The British media have yet to inform the British public that Blair’s crusade to modify the CAP will have Irish resistance to contend with.


New states

Blair cannot hope to get support from the new members from Eastern Europe either for the destruction of the CAP, since it is important to them too because they have relatively large agricultural sectors.


These states were forced to accept a shoddy financial deal when they joined, particularly on agriculture.  For example, for direct payments to farmers, there is a ten-year transition period and it will be 2013 before farmers in the new states get the same support as those in existing states.  So, for ten years, the farmers in the new states will, in general, be at a competitive disadvantage compared to their richer colleagues in the existing states.


The new states are not about to volunteer to have this inadequate agricultural support decimated for Britain’s sake.  Certainly, there was no sign at the Brussels meeting that Blair had persuaded them to shoot themselves in the foot.

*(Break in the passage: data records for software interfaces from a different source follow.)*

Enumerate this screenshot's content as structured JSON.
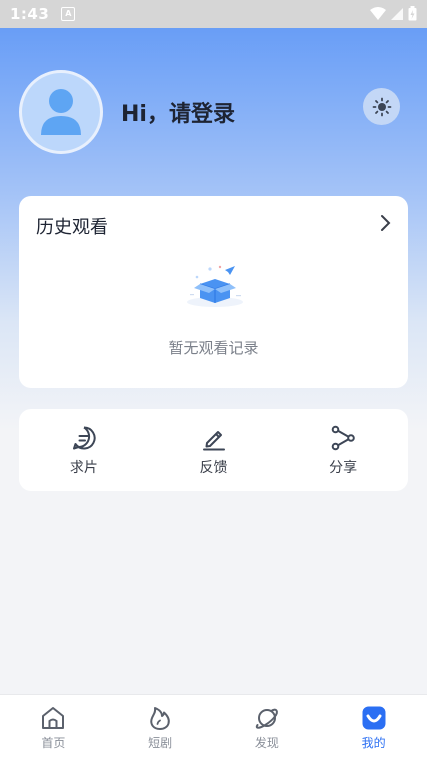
{
  "status_bar": {
    "time": "1:43",
    "app_icon": "A"
  },
  "profile": {
    "login_prompt": "Hi，请登录"
  },
  "history": {
    "title": "历史观看",
    "empty_text": "暂无观看记录"
  },
  "actions": [
    {
      "label": "求片",
      "icon": "chat-icon"
    },
    {
      "label": "反馈",
      "icon": "pencil-icon"
    },
    {
      "label": "分享",
      "icon": "share-icon"
    }
  ],
  "tabs": [
    {
      "label": "首页",
      "icon": "home-icon",
      "active": false
    },
    {
      "label": "短剧",
      "icon": "flame-icon",
      "active": false
    },
    {
      "label": "发现",
      "icon": "planet-icon",
      "active": false
    },
    {
      "label": "我的",
      "icon": "smile-icon",
      "active": true
    }
  ],
  "colors": {
    "accent": "#2b6ff3",
    "header_gradient_top": "#5f97f6"
  }
}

Starving the world’s poor?

Prior to the Brussels Council meeting in October 2002, Chirac and Schroeder made an agreement on CAP funding up to 2013, much to Blair’s annoyance.  But Blair didn’t block that deal in the Council itself, which means that he is in a weak position in demanding a revision of it now.  That he didn’t do so must have been because he didn’t want a row with France and Germany at a time when he and Bush were desperate for their support in the upcoming invasion of Iraq.


But there was a ferocious personal row between Blair and Chirac outside the meeting, in which Blair said to Chirac:

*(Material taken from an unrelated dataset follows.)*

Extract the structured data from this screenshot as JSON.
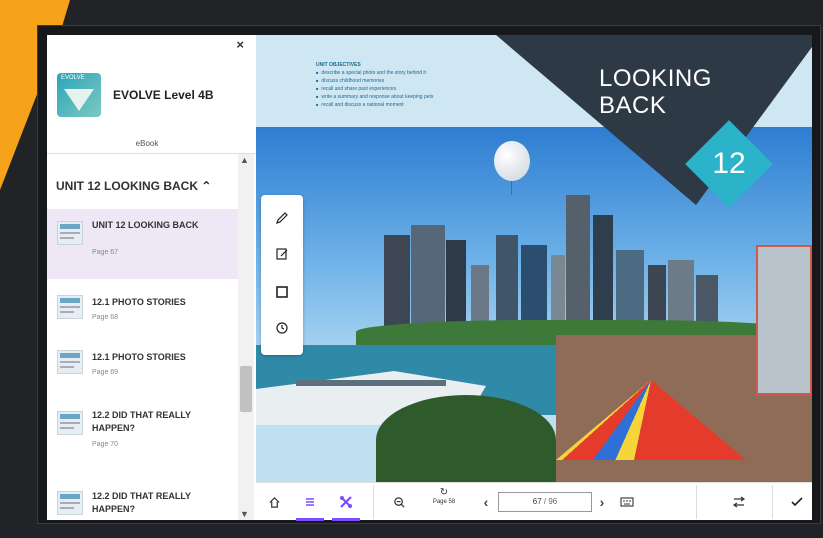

How can you defend the Common Agricultural Policy and then claim to be a supporter of aid to Africa?  Failing to reform the CAP means being responsible for the starvation of the world's poor.” (See Guardian, 15 June 2005, here)

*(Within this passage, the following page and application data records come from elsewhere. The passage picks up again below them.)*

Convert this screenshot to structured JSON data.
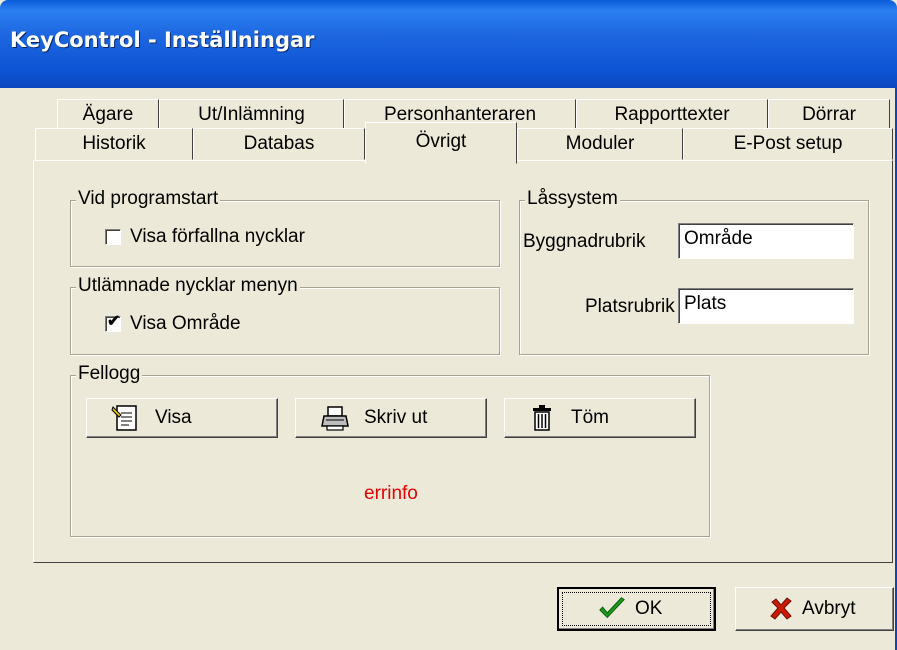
{
  "window": {
    "title": "KeyControl - Inställningar"
  },
  "tabs": {
    "row_back": [
      "Ägare",
      "Ut/Inlämning",
      "Personhanteraren",
      "Rapporttexter",
      "Dörrar"
    ],
    "row_front": [
      "Historik",
      "Databas",
      "Övrigt",
      "Moduler",
      "E-Post setup"
    ],
    "active": "Övrigt"
  },
  "groups": {
    "vid_programstart": {
      "legend": "Vid programstart",
      "checkbox_label": "Visa förfallna nycklar",
      "checked": false
    },
    "utlamnade": {
      "legend": "Utlämnade nycklar menyn",
      "checkbox_label": "Visa Område",
      "checked": true
    },
    "lassystem": {
      "legend": "Låssystem",
      "byggnad_label": "Byggnadrubrik",
      "byggnad_value": "Område",
      "plats_label": "Platsrubrik",
      "plats_value": "Plats"
    },
    "fellogg": {
      "legend": "Fellogg",
      "visa_label": "Visa",
      "skrivut_label": "Skriv ut",
      "tom_label": "Töm",
      "errinfo": "errinfo"
    }
  },
  "footer": {
    "ok_label": "OK",
    "cancel_label": "Avbryt"
  },
  "colors": {
    "titlebar": "#0a5bd8",
    "face": "#ece9d8",
    "error_text": "#e60000",
    "ok_check": "#1a9a1a",
    "cancel_x": "#cc1a00"
  }
}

This is a rather crude expression of the mantra that subsidised agricultural production in the developed world drives farmers in the developing world out of business.  In so far as it is true, it is a consequence of the West’s imposition of the neo-liberal free trade dogma on the developing world, the better to exploit it.


The solution is to allow developing countries to determine what they import, to allow them to erect trade barriers of whatever kind they like, whenever they like.  It is not inconceivable that they would want to import food from Europe, or elsewhere, on occasions, but that should be up to them.  They should be allowed to determine when it is appropriate and no doubt they would take into account the need to sustain their own agriculture and, in particular, keep themselves as self-sufficient as possible in staple food.  That’s what the European community did successfully with the CAP.



Since this was written, the Agriculture Committee of the European Parliament has given Margaret Beckett, the UK agriculture minister, a rough ride, when she appeared before it on 12 July 2005 (see Financial Times report of 14 July 2005).  She was repeatedly asked by Committee members to detail British plans to reform the CAP, but failed to do so, prompting some MEPs to walk out.


However, she did concede that Britain didn’t expect any changes in CAP to come into force until 2014, that is, after next budget period 2007-2013 (for which a budget has yet to be agreed).  It looks as if realism has overtaken bluster in the British attitude to CAP reform.


One of the complaints about the CAP is that large farmers get too much subsidy, and small farmers don’t get enough.  It has been revealed by former EU Agriculture Commissioner, Franz Fischler, that Blair’s enthusiasm for CAP reform doesn’t extend to doing something about this.  Two years ago, he vetoed a reform that would have put a limit of 300,000 Euros on CAP payments to individual landowners (see, for example, Daily Telegraph report here).



Labour & Trade Union Review

August 2005